Do as I Say, Not as I Do
It is worth noting that the Bank of Japan (BoJ) in tandem with the Japanese Ministry of Finance (MoF) conducted two relatively large and sustained JPY selling interventions in 1993-1995 and 2003–2004. Both bouts did not lead to US Treasury criticism or labelling. The Swiss National Bank (SNB) has been conducting large-scale interventions in EUR/CHF since 2009 and continues to do so in the present day around the 1.20 level.
The impact of artificial central bank intervention was USD/JPY falling during both bouts i.e. the Yen appreciated despite central bank efforts to weaken it. This phenomenon of the market going against the central bank when it comes to currency intervention is common and has also occurred in cases of Swiss franc intervention by the SNB. The indications are that on a broad basis, artificial market intervention is completely counter-productive and only exhausts foreign currency reserves while raising the fiscal deficit.
The Central Bank of Russia (CBR) is currently facing a similar (inverse) problem whereby market forces are driving the currency lower but the central bank is determined to influence the market rate by buying rubles with foreign currency reserves to support it. Although this intervention could be classed as ‘defensive’ because the CBR is trying to maintain a stable rate while SNB and BoJ instances are arguably ‘offensive’ interventions aimed at adjusting the market rate to a more favourable level.
“The dollar is our currency, but your problem”

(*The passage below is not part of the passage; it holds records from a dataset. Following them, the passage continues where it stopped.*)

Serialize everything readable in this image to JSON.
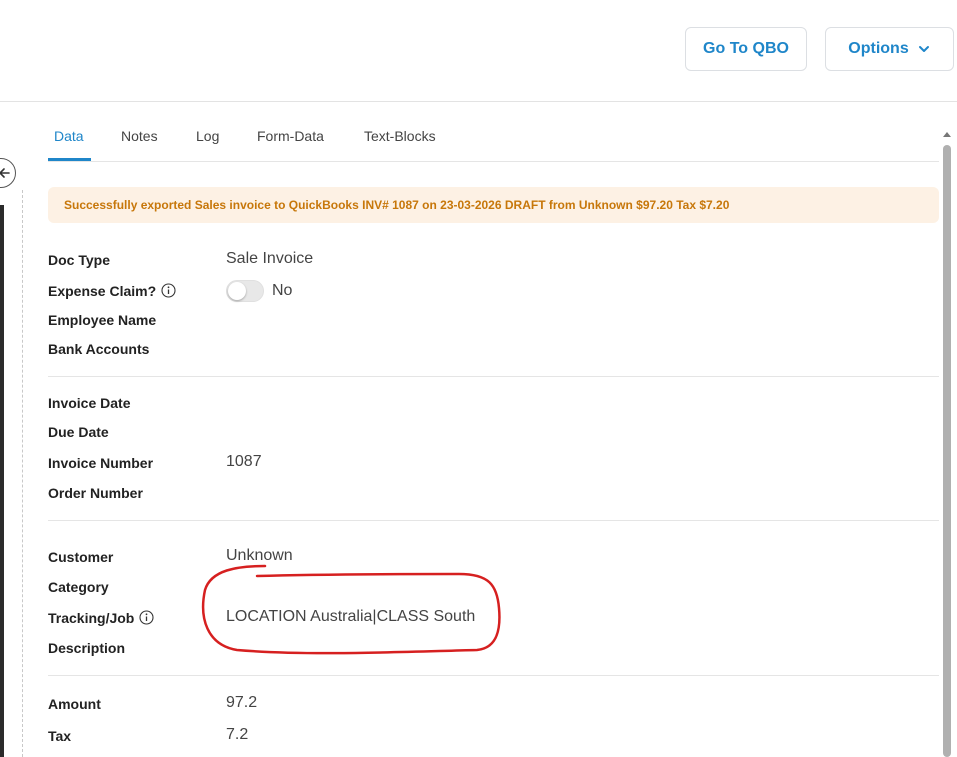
{
  "header": {
    "go_to_qbo": "Go To QBO",
    "options": "Options"
  },
  "tabs": [
    "Data",
    "Notes",
    "Log",
    "Form-Data",
    "Text-Blocks"
  ],
  "alert": {
    "text": "Successfully exported Sales invoice to QuickBooks INV# 1087 on 23-03-2026 DRAFT from Unknown $97.20 Tax $7.20"
  },
  "fields": {
    "doc_type": {
      "label": "Doc Type",
      "value": "Sale Invoice"
    },
    "expense_claim": {
      "label": "Expense Claim?",
      "value": "No",
      "toggle_on": false
    },
    "employee_name": {
      "label": "Employee Name"
    },
    "bank_accounts": {
      "label": "Bank Accounts"
    },
    "invoice_date": {
      "label": "Invoice Date"
    },
    "due_date": {
      "label": "Due Date"
    },
    "invoice_number": {
      "label": "Invoice Number",
      "value": "1087"
    },
    "order_number": {
      "label": "Order Number"
    },
    "customer": {
      "label": "Customer",
      "value": "Unknown"
    },
    "category": {
      "label": "Category"
    },
    "tracking_job": {
      "label": "Tracking/Job",
      "value": "LOCATION Australia|CLASS South"
    },
    "description": {
      "label": "Description"
    },
    "amount": {
      "label": "Amount",
      "value": "97.2"
    },
    "tax": {
      "label": "Tax",
      "value": "7.2"
    }
  },
  "colors": {
    "accent": "#1f86c9",
    "alert_bg": "#fdf1e4",
    "alert_text": "#c7770a",
    "annotation": "#d62020"
  },
  "icons": [
    "chevron-down-icon",
    "back-arrow-icon",
    "info-icon",
    "scroll-up-icon"
  ]
}
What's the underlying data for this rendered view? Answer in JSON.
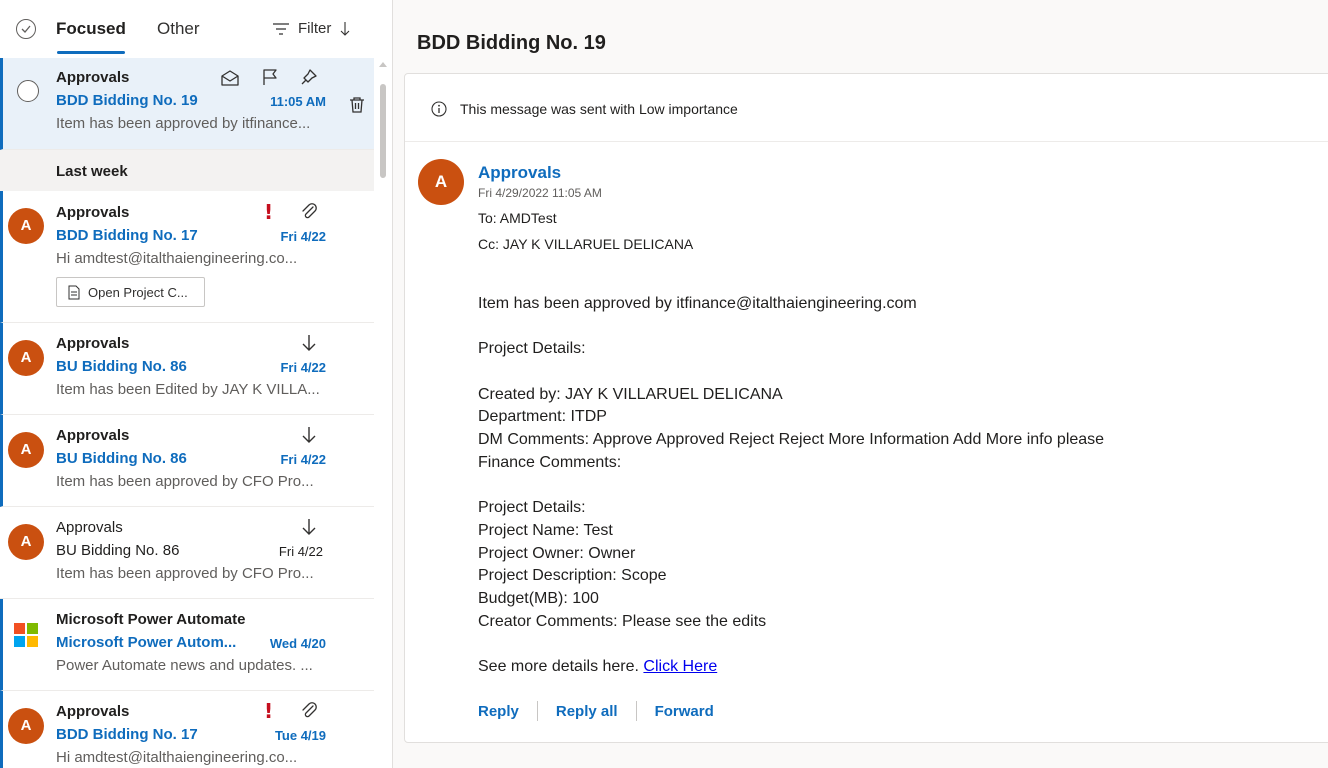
{
  "list": {
    "tabs": {
      "focused": "Focused",
      "other": "Other"
    },
    "filter_label": "Filter",
    "selected_item": {
      "sender": "Approvals",
      "subject": "BDD Bidding No. 19",
      "time": "11:05 AM",
      "preview": "Item has been approved by itfinance..."
    },
    "group_header": "Last week",
    "items": [
      {
        "sender": "Approvals",
        "subject": "BDD Bidding No. 17",
        "time": "Fri 4/22",
        "preview": "Hi amdtest@italthaiengineering.co...",
        "attachment_label": "Open Project C...",
        "avatar": "A",
        "flags": [
          "high-importance",
          "attachment"
        ]
      },
      {
        "sender": "Approvals",
        "subject": "BU Bidding No. 86",
        "time": "Fri 4/22",
        "preview": "Item has been Edited by JAY K VILLA...",
        "avatar": "A",
        "flags": [
          "low-importance"
        ]
      },
      {
        "sender": "Approvals",
        "subject": "BU Bidding No. 86",
        "time": "Fri 4/22",
        "preview": "Item has been approved by CFO Pro...",
        "avatar": "A",
        "flags": [
          "low-importance"
        ]
      },
      {
        "sender": "Approvals",
        "subject": "BU Bidding No. 86",
        "time": "Fri 4/22",
        "preview": "Item has been approved by CFO Pro...",
        "avatar": "A",
        "read": true,
        "flags": [
          "low-importance"
        ]
      },
      {
        "sender": "Microsoft Power Automate",
        "subject": "Microsoft Power Autom...",
        "time": "Wed 4/20",
        "preview": "Power Automate news and updates. ...",
        "avatar": "microsoft-logo",
        "flags": []
      },
      {
        "sender": "Approvals",
        "subject": "BDD Bidding No. 17",
        "time": "Tue 4/19",
        "preview": "Hi amdtest@italthaiengineering.co...",
        "avatar": "A",
        "flags": [
          "high-importance",
          "attachment"
        ]
      }
    ]
  },
  "reading": {
    "title": "BDD Bidding No. 19",
    "importance_notice": "This message was sent with Low importance",
    "avatar": "A",
    "sender": "Approvals",
    "date": "Fri 4/29/2022 11:05 AM",
    "to": "To:  AMDTest",
    "cc": "Cc:  JAY K VILLARUEL DELICANA",
    "body": {
      "l1": "Item has been approved by itfinance@italthaiengineering.com",
      "l2": "Project Details:",
      "l3": "Created by: JAY K VILLARUEL DELICANA",
      "l4": "Department: ITDP",
      "l5": "DM Comments: Approve Approved Reject Reject More Information Add More info please",
      "l6": "Finance Comments:",
      "l7": "Project Details:",
      "l8": "Project Name: Test",
      "l9": "Project Owner: Owner",
      "l10": "Project Description: Scope",
      "l11": "Budget(MB): 100",
      "l12": "Creator Comments: Please see the edits",
      "l13_prefix": "See more details here. ",
      "l13_link": "Click Here"
    },
    "actions": {
      "reply": "Reply",
      "reply_all": "Reply all",
      "forward": "Forward"
    }
  },
  "colors": {
    "accent": "#0f6cbd",
    "avatar": "#ca5010",
    "importance": "#c50f1f"
  }
}
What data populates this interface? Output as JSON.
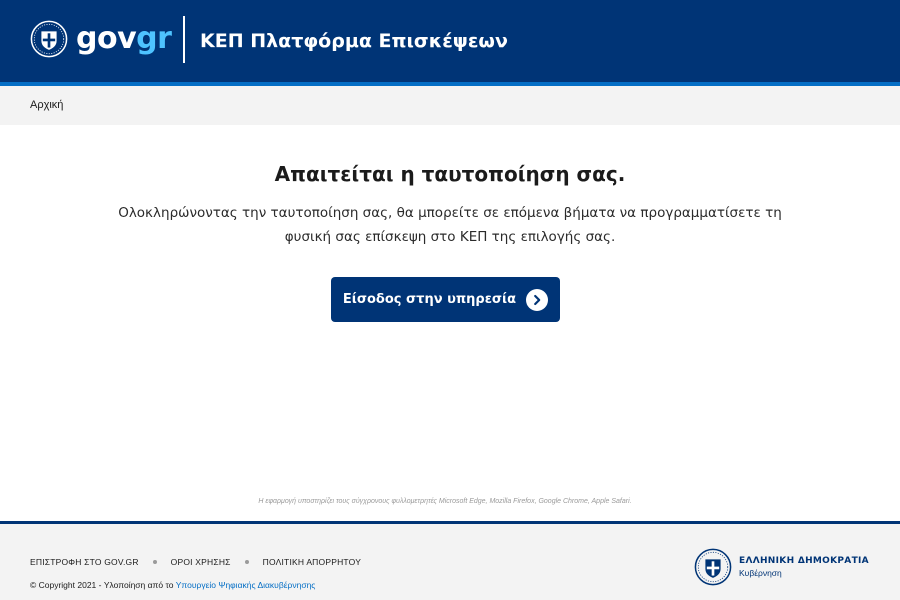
{
  "header": {
    "logo": {
      "part1": "gov",
      "part2": "gr",
      "colors": {
        "part1": "#ffffff",
        "part2": "#4ec3ff"
      }
    },
    "emblem_icon": "greek-coat-of-arms-icon",
    "app_title": "ΚΕΠ Πλατφόρμα Επισκέψεων",
    "colors": {
      "background": "#003476",
      "accent": "#046ec5"
    }
  },
  "breadcrumb": {
    "items": [
      {
        "label": "Αρχική"
      }
    ]
  },
  "main": {
    "heading": "Απαιτείται η ταυτοποίηση σας.",
    "description": "Ολοκληρώνοντας την ταυτοποίηση σας, θα μπορείτε σε επόμενα βήματα να προγραμματίσετε τη φυσική σας επίσκεψη στο ΚΕΠ της επιλογής σας.",
    "login_button": {
      "label": "Είσοδος στην υπηρεσία",
      "icon": "chevron-right-circle-icon"
    },
    "browser_note": "Η εφαρμογή υποστηρίζει τους σύγχρονους φυλλομετρητές Microsoft Edge, Mozilla Firefox, Google Chrome, Apple Safari."
  },
  "footer": {
    "links": [
      {
        "label": "ΕΠΙΣΤΡΟΦΗ ΣΤΟ GOV.GR"
      },
      {
        "label": "ΟΡΟΙ ΧΡΗΣΗΣ"
      },
      {
        "label": "ΠΟΛΙΤΙΚΗ ΑΠΟΡΡΗΤΟΥ"
      }
    ],
    "copyright_prefix": "© Copyright 2021 - Υλοποίηση από το",
    "ministry_link": "Υπουργείο Ψηφιακής Διακυβέρνησης",
    "hellenic_title": "ΕΛΛΗΝΙΚΗ ΔΗΜΟΚΡΑΤΙΑ",
    "hellenic_subtitle": "Κυβέρνηση",
    "emblem_icon": "greek-coat-of-arms-icon"
  }
}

-John Connally; US Treasury Secretary 1971-1972.
The US conducts monetary policy like it does defence –unilaterally. The Fed has always set monetary policy with US circumstances at the forefront of considerations. The rest of the world responds to the cheap dollar through the tools that best fit domestic circumstances:
Acquiescence: if a stronger currency reduces inflation;
Intervention: if competitiveness is a higher priority;
Interest rate reduction: if the currency is slowing the economy;
Capital controls/transaction taxes: if inflows are still too large;
Jawboning (unofficial political pressure): if the country can do nothing else.